Aim of the exercise: The records beneath should be printed exactly, and the pictures are to be left out.
── Given data ──
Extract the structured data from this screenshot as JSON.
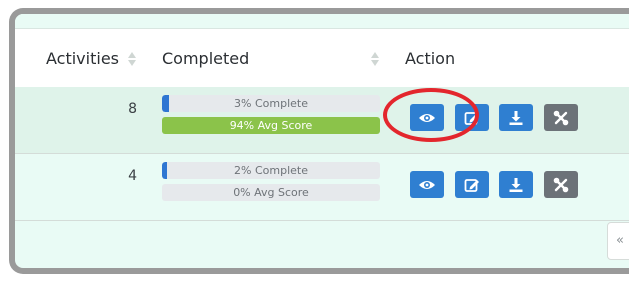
{
  "table": {
    "headers": {
      "activities": "Activities",
      "completed": "Completed",
      "action": "Action"
    },
    "rows": [
      {
        "activities": "8",
        "progress_label": "3% Complete",
        "progress_value": 0.03,
        "score_label": "94% Avg Score",
        "score_value": 0.94
      },
      {
        "activities": "4",
        "progress_label": "2% Complete",
        "progress_value": 0.02,
        "score_label": "0% Avg Score",
        "score_value": 0.0
      }
    ],
    "actions": [
      "view-icon",
      "edit-icon",
      "download-icon",
      "unlink-icon"
    ]
  },
  "pagination": {
    "prev_label": "«"
  },
  "colors": {
    "primary": "#2f7fd1",
    "score_green": "#8bc34a",
    "row_highlight": "#dff3ea",
    "annotation": "#e3262d"
  }
}
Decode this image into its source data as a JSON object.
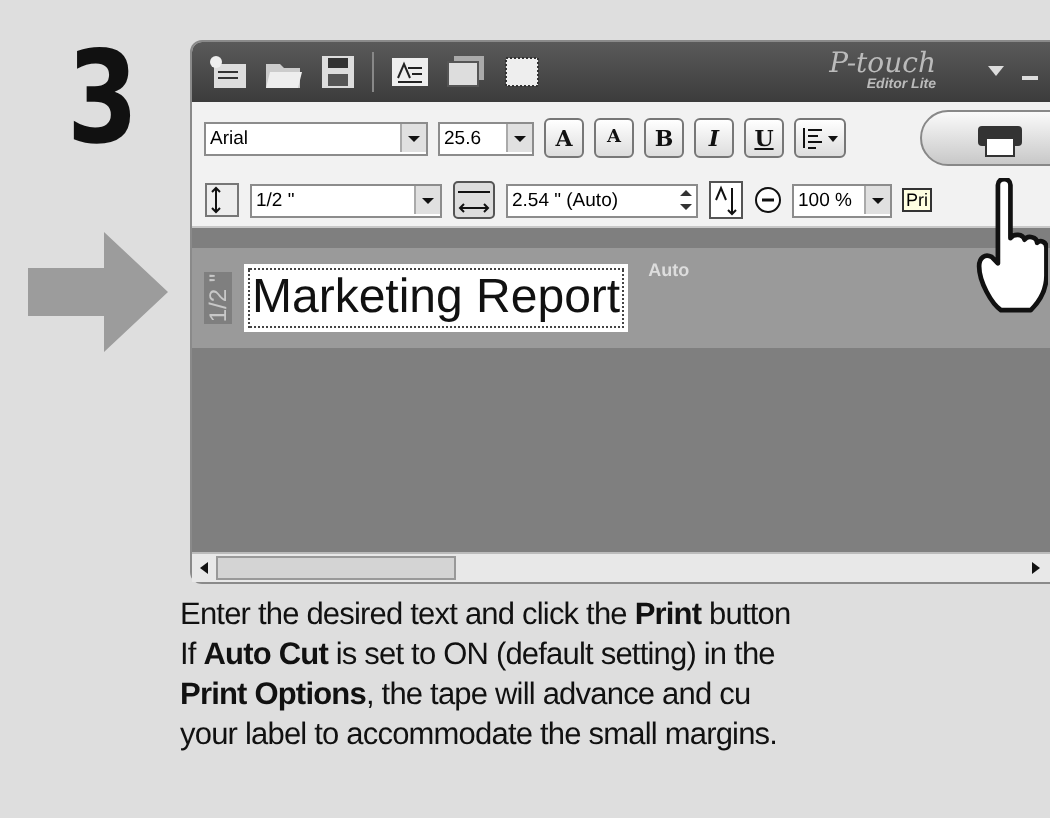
{
  "step": "3",
  "window": {
    "brand": "P-touch",
    "brand_sub": "Editor Lite"
  },
  "format_bar": {
    "font": "Arial",
    "size": "25.6",
    "grow": "A",
    "shrink": "A",
    "bold": "B",
    "italic": "I",
    "underline": "U"
  },
  "layout_bar": {
    "tape_width": "1/2 \"",
    "length": "2.54 \" (Auto)",
    "zoom": "100 %",
    "tooltip": "Pri"
  },
  "canvas": {
    "tape_label": "1/2 \"",
    "text": "Marketing Report",
    "length_mode": "Auto"
  },
  "instructions": [
    "Enter the desired text and click the **Print** button",
    "If **Auto Cut** is set to ON (default setting) in the",
    "**Print Options**, the tape will advance and cu",
    "your label to accommodate the small margins."
  ]
}
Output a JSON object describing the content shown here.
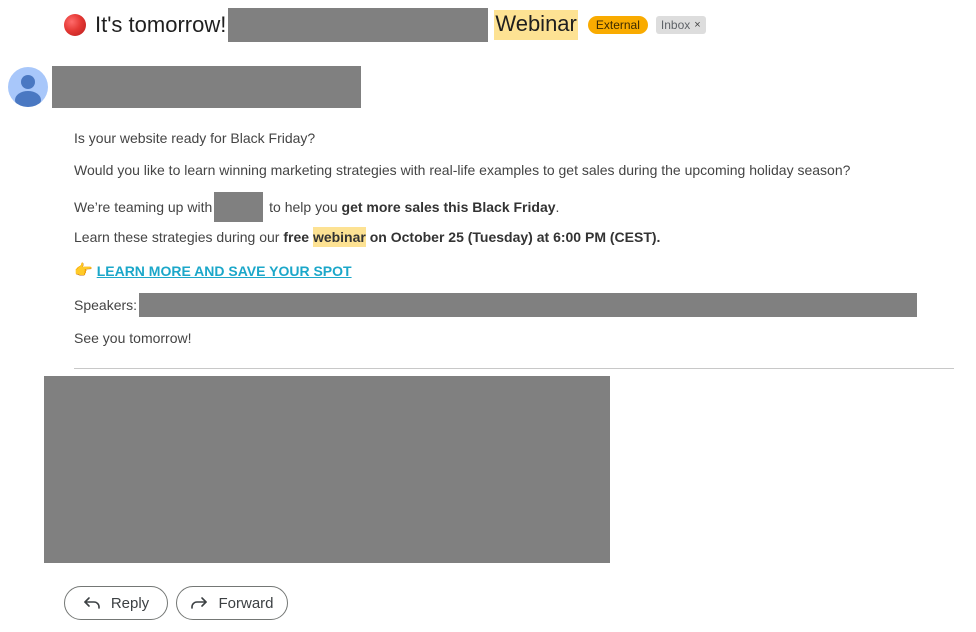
{
  "subject": {
    "prefix": "It's tomorrow!",
    "highlight": "Webinar",
    "labels": {
      "external": "External",
      "inbox": "Inbox",
      "inbox_close": "×"
    }
  },
  "body": {
    "line1": "Is your website ready for Black Friday?",
    "line2": "Would you like to learn winning marketing strategies with real-life examples to get sales during the upcoming holiday season?",
    "line3": {
      "pre": "We’re teaming up with",
      "mid": " to help you ",
      "bold": "get more sales this Black Friday",
      "post": "."
    },
    "line4": {
      "pre": "Learn these strategies during our ",
      "bold1": "free ",
      "highlight": "webinar",
      "bold2": " on October 25 (Tuesday) at 6:00 PM (CEST)."
    },
    "cta": {
      "emoji": "👉",
      "label": "LEARN MORE AND SAVE YOUR SPOT"
    },
    "speakers_label": "Speakers:",
    "closing": "See you tomorrow!"
  },
  "actions": {
    "reply": "Reply",
    "forward": "Forward"
  },
  "colors": {
    "highlight": "#fde293",
    "external_label": "#f9ab00",
    "link": "#1ba7c9",
    "redaction": "#808080",
    "avatar_bg": "#a8c7fa",
    "avatar_fg": "#4a78c2"
  },
  "icons": {
    "unread_dot": "red-circle-icon",
    "avatar": "person-icon",
    "reply": "reply-arrow-icon",
    "forward": "forward-arrow-icon"
  }
}
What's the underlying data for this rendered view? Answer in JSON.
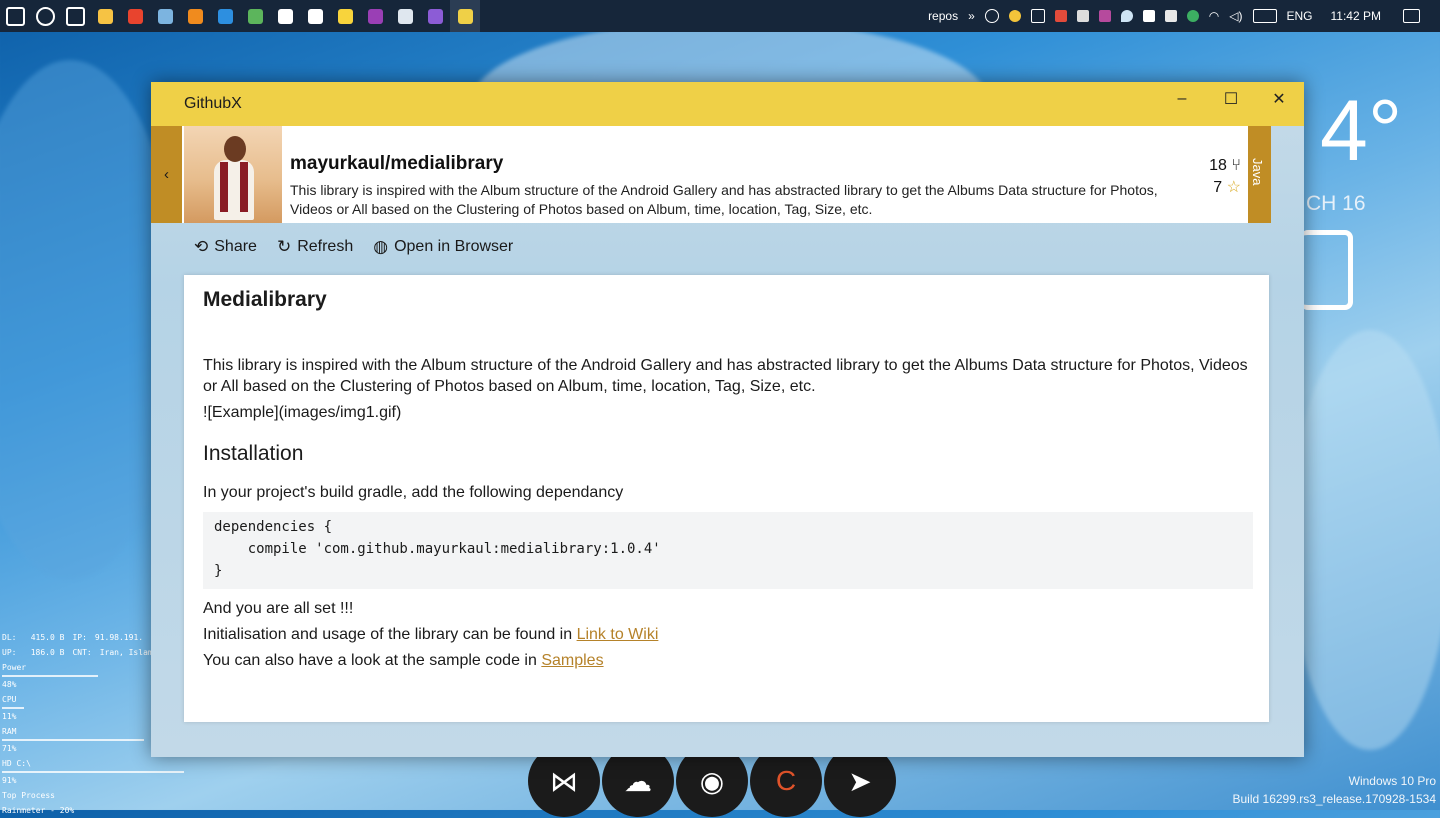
{
  "taskbar": {
    "icons": [
      {
        "name": "start-icon",
        "color": "#ffffff"
      },
      {
        "name": "cortana-icon",
        "color": "#ffffff"
      },
      {
        "name": "task-view-icon",
        "color": "#ffffff"
      },
      {
        "name": "file-explorer-icon",
        "color": "#f6c344"
      },
      {
        "name": "opera-icon",
        "color": "#e8442e"
      },
      {
        "name": "remote-desktop-icon",
        "color": "#7cb4e0"
      },
      {
        "name": "sublime-icon",
        "color": "#f08b1e"
      },
      {
        "name": "vscode-icon",
        "color": "#2d8fe0"
      },
      {
        "name": "git-kraken-icon",
        "color": "#5cb55c"
      },
      {
        "name": "telegram-icon",
        "color": "#ffffff"
      },
      {
        "name": "notion-icon",
        "color": "#ffffff"
      },
      {
        "name": "sticky-notes-icon",
        "color": "#f8d43c"
      },
      {
        "name": "onenote-icon",
        "color": "#9a3fb5"
      },
      {
        "name": "photos-icon",
        "color": "#dfe7ef"
      },
      {
        "name": "visual-studio-icon",
        "color": "#8c5cd6"
      },
      {
        "name": "githubx-icon",
        "color": "#efd047"
      }
    ],
    "repos_label": "repos",
    "chevron": "»",
    "lang": "ENG",
    "time": "11:42 PM"
  },
  "desktop": {
    "temperature": "4°",
    "date": "CH 16",
    "watermark_line1": "Windows 10 Pro",
    "watermark_line2": "Build 16299.rs3_release.170928-1534",
    "rainmeter": {
      "dl_label": "DL:",
      "dl_value": "415.0 B",
      "ip_label": "IP:",
      "ip_value": "91.98.191.",
      "up_label": "UP:",
      "up_value": "186.0 B",
      "cnt_label": "CNT:",
      "cnt_value": "Iran, Islam",
      "power_label": "Power",
      "power_value": "48%",
      "power_fraction": 0.48,
      "cpu_label": "CPU",
      "cpu_value": "11%",
      "cpu_fraction": 0.11,
      "ram_label": "RAM",
      "ram_value": "71%",
      "ram_fraction": 0.71,
      "hd_label": "HD C:\\",
      "hd_value": "91%",
      "hd_fraction": 0.91,
      "top_label": "Top Process",
      "top_value": "Rainmeter - 20%"
    },
    "dock": [
      "visual-studio",
      "onedrive",
      "github",
      "ccleaner",
      "telegram"
    ]
  },
  "window": {
    "app_title": "GithubX",
    "minimize": "–",
    "maximize": "☐",
    "close": "✕",
    "back": "‹",
    "repo_name": "mayurkaul/medialibrary",
    "repo_description": "This library is inspired with the Album structure of the Android Gallery and has abstracted library to get the Albums Data structure for Photos, Videos or All based on the Clustering of Photos based on Album, time, location, Tag, Size, etc.",
    "forks": "18",
    "stars": "7",
    "language": "Java",
    "toolbar": {
      "share": "Share",
      "refresh": "Refresh",
      "open_browser": "Open in Browser"
    },
    "readme": {
      "title": "Medialibrary",
      "intro": "This library is inspired with the Album structure of the Android Gallery and has abstracted library to get the Albums Data structure for Photos, Videos or All based on the Clustering of Photos based on Album, time, location, Tag, Size, etc.",
      "image_md": "![Example](images/img1.gif)",
      "installation": "Installation",
      "install_text": "In your project's build gradle, add the following dependancy",
      "code": "dependencies {\n    compile 'com.github.mayurkaul:medialibrary:1.0.4'\n}",
      "all_set": "And you are all set !!!",
      "wiki_prefix": "Initialisation and usage of the library can be found in ",
      "wiki_link": "Link to Wiki",
      "samples_prefix": "You can also have a look at the sample code in ",
      "samples_link": "Samples"
    }
  }
}
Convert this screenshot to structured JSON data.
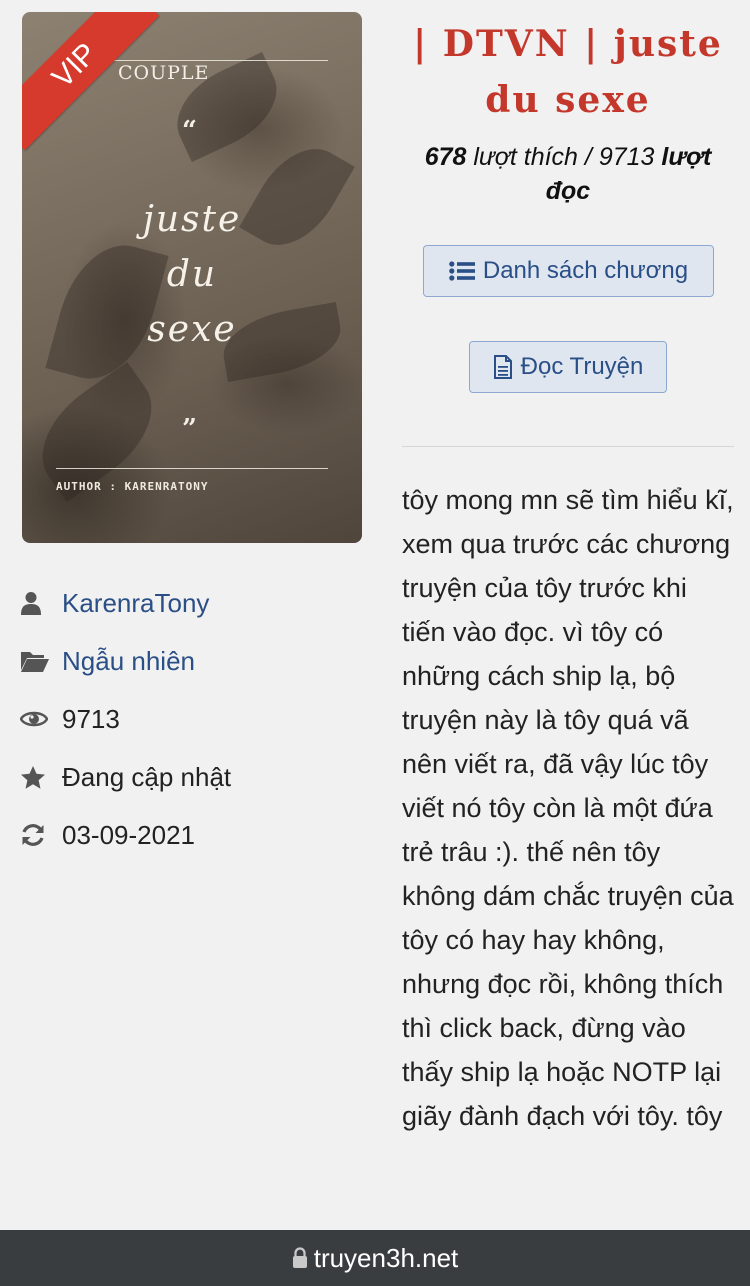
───
Answer section:
Extract the structured data from this screenshot as JSON.
{
  "table": {
    "headers": {
      "activities": "Activities",
      "completed": "Completed",
      "action": "Action"
    },
    "rows": [
      {
        "activities": "8",
        "progress_label": "3% Complete",
        "progress_value": 0.03,
        "score_label": "94% Avg Score",
        "score_value": 0.94
      },
      {
        "activities": "4",
        "progress_label": "2% Complete",
        "progress_value": 0.02,
        "score_label": "0% Avg Score",
        "score_value": 0.0
      }
    ],
    "actions": [
      "view-icon",
      "edit-icon",
      "download-icon",
      "unlink-icon"
    ]
  },
  "pagination": {
    "prev_label": "«"
  },
  "colors": {
    "primary": "#2f7fd1",
    "score_green": "#8bc34a",
    "row_highlight": "#dff3ea",
    "annotation": "#e3262d"
  }
}
Decode this image into its source data as a JSON object.
{
  "step": "3",
  "window": {
    "brand": "P-touch",
    "brand_sub": "Editor Lite"
  },
  "format_bar": {
    "font": "Arial",
    "size": "25.6",
    "grow": "A",
    "shrink": "A",
    "bold": "B",
    "italic": "I",
    "underline": "U"
  },
  "layout_bar": {
    "tape_width": "1/2 \"",
    "length": "2.54 \" (Auto)",
    "zoom": "100 %",
    "tooltip": "Pri"
  },
  "canvas": {
    "tape_label": "1/2 \"",
    "text": "Marketing Report",
    "length_mode": "Auto"
  },
  "instructions": [
    "Enter the desired text and click the **Print** button",
    "If **Auto Cut** is set to ON (default setting) in the",
    "**Print Options**, the tape will advance and cu",
    "your label to accommodate the small margins."
  ]
}
Output a JSON object describing the content shown here.
{
  "subject": {
    "prefix": "It's tomorrow!",
    "highlight": "Webinar",
    "labels": {
      "external": "External",
      "inbox": "Inbox",
      "inbox_close": "×"
    }
  },
  "body": {
    "line1": "Is your website ready for Black Friday?",
    "line2": "Would you like to learn winning marketing strategies with real-life examples to get sales during the upcoming holiday season?",
    "line3": {
      "pre": "We’re teaming up with",
      "mid": " to help you ",
      "bold": "get more sales this Black Friday",
      "post": "."
    },
    "line4": {
      "pre": "Learn these strategies during our ",
      "bold1": "free ",
      "highlight": "webinar",
      "bold2": " on October 25 (Tuesday) at 6:00 PM (CEST)."
    },
    "cta": {
      "emoji": "👉",
      "label": "LEARN MORE AND SAVE YOUR SPOT"
    },
    "speakers_label": "Speakers:",
    "closing": "See you tomorrow!"
  },
  "actions": {
    "reply": "Reply",
    "forward": "Forward"
  },
  "colors": {
    "highlight": "#fde293",
    "external_label": "#f9ab00",
    "link": "#1ba7c9",
    "redaction": "#808080",
    "avatar_bg": "#a8c7fa",
    "avatar_fg": "#4a78c2"
  },
  "icons": {
    "unread_dot": "red-circle-icon",
    "avatar": "person-icon",
    "reply": "reply-arrow-icon",
    "forward": "forward-arrow-icon"
  }
}
What's the underlying data for this rendered view? Answer in JSON.
{
  "taskbar": {
    "icons": [
      {
        "name": "start-icon",
        "color": "#ffffff"
      },
      {
        "name": "cortana-icon",
        "color": "#ffffff"
      },
      {
        "name": "task-view-icon",
        "color": "#ffffff"
      },
      {
        "name": "file-explorer-icon",
        "color": "#f6c344"
      },
      {
        "name": "opera-icon",
        "color": "#e8442e"
      },
      {
        "name": "remote-desktop-icon",
        "color": "#7cb4e0"
      },
      {
        "name": "sublime-icon",
        "color": "#f08b1e"
      },
      {
        "name": "vscode-icon",
        "color": "#2d8fe0"
      },
      {
        "name": "git-kraken-icon",
        "color": "#5cb55c"
      },
      {
        "name": "telegram-icon",
        "color": "#ffffff"
      },
      {
        "name": "notion-icon",
        "color": "#ffffff"
      },
      {
        "name": "sticky-notes-icon",
        "color": "#f8d43c"
      },
      {
        "name": "onenote-icon",
        "color": "#9a3fb5"
      },
      {
        "name": "photos-icon",
        "color": "#dfe7ef"
      },
      {
        "name": "visual-studio-icon",
        "color": "#8c5cd6"
      },
      {
        "name": "githubx-icon",
        "color": "#efd047"
      }
    ],
    "repos_label": "repos",
    "chevron": "»",
    "lang": "ENG",
    "time": "11:42 PM"
  },
  "desktop": {
    "temperature": "4°",
    "date": "CH 16",
    "watermark_line1": "Windows 10 Pro",
    "watermark_line2": "Build 16299.rs3_release.170928-1534",
    "rainmeter": {
      "dl_label": "DL:",
      "dl_value": "415.0 B",
      "ip_label": "IP:",
      "ip_value": "91.98.191.",
      "up_label": "UP:",
      "up_value": "186.0 B",
      "cnt_label": "CNT:",
      "cnt_value": "Iran, Islam",
      "power_label": "Power",
      "power_value": "48%",
      "power_fraction": 0.48,
      "cpu_label": "CPU",
      "cpu_value": "11%",
      "cpu_fraction": 0.11,
      "ram_label": "RAM",
      "ram_value": "71%",
      "ram_fraction": 0.71,
      "hd_label": "HD C:\\",
      "hd_value": "91%",
      "hd_fraction": 0.91,
      "top_label": "Top Process",
      "top_value": "Rainmeter - 20%"
    },
    "dock": [
      "visual-studio",
      "onedrive",
      "github",
      "ccleaner",
      "telegram"
    ]
  },
  "window": {
    "app_title": "GithubX",
    "minimize": "–",
    "maximize": "☐",
    "close": "✕",
    "back": "‹",
    "repo_name": "mayurkaul/medialibrary",
    "repo_description": "This library is inspired with the Album structure of the Android Gallery and has abstracted library to get the Albums Data structure for Photos, Videos or All based on the Clustering of Photos based on Album, time, location, Tag, Size, etc.",
    "forks": "18",
    "stars": "7",
    "language": "Java",
    "toolbar": {
      "share": "Share",
      "refresh": "Refresh",
      "open_browser": "Open in Browser"
    },
    "readme": {
      "title": "Medialibrary",
      "intro": "This library is inspired with the Album structure of the Android Gallery and has abstracted library to get the Albums Data structure for Photos, Videos or All based on the Clustering of Photos based on Album, time, location, Tag, Size, etc.",
      "image_md": "![Example](images/img1.gif)",
      "installation": "Installation",
      "install_text": "In your project's build gradle, add the following dependancy",
      "code": "dependencies {\n    compile 'com.github.mayurkaul:medialibrary:1.0.4'\n}",
      "all_set": "And you are all set !!!",
      "wiki_prefix": "Initialisation and usage of the library can be found in ",
      "wiki_link": "Link to Wiki",
      "samples_prefix": "You can also have a look at the sample code in ",
      "samples_link": "Samples"
    }
  }
}
Convert this screenshot to structured JSON data.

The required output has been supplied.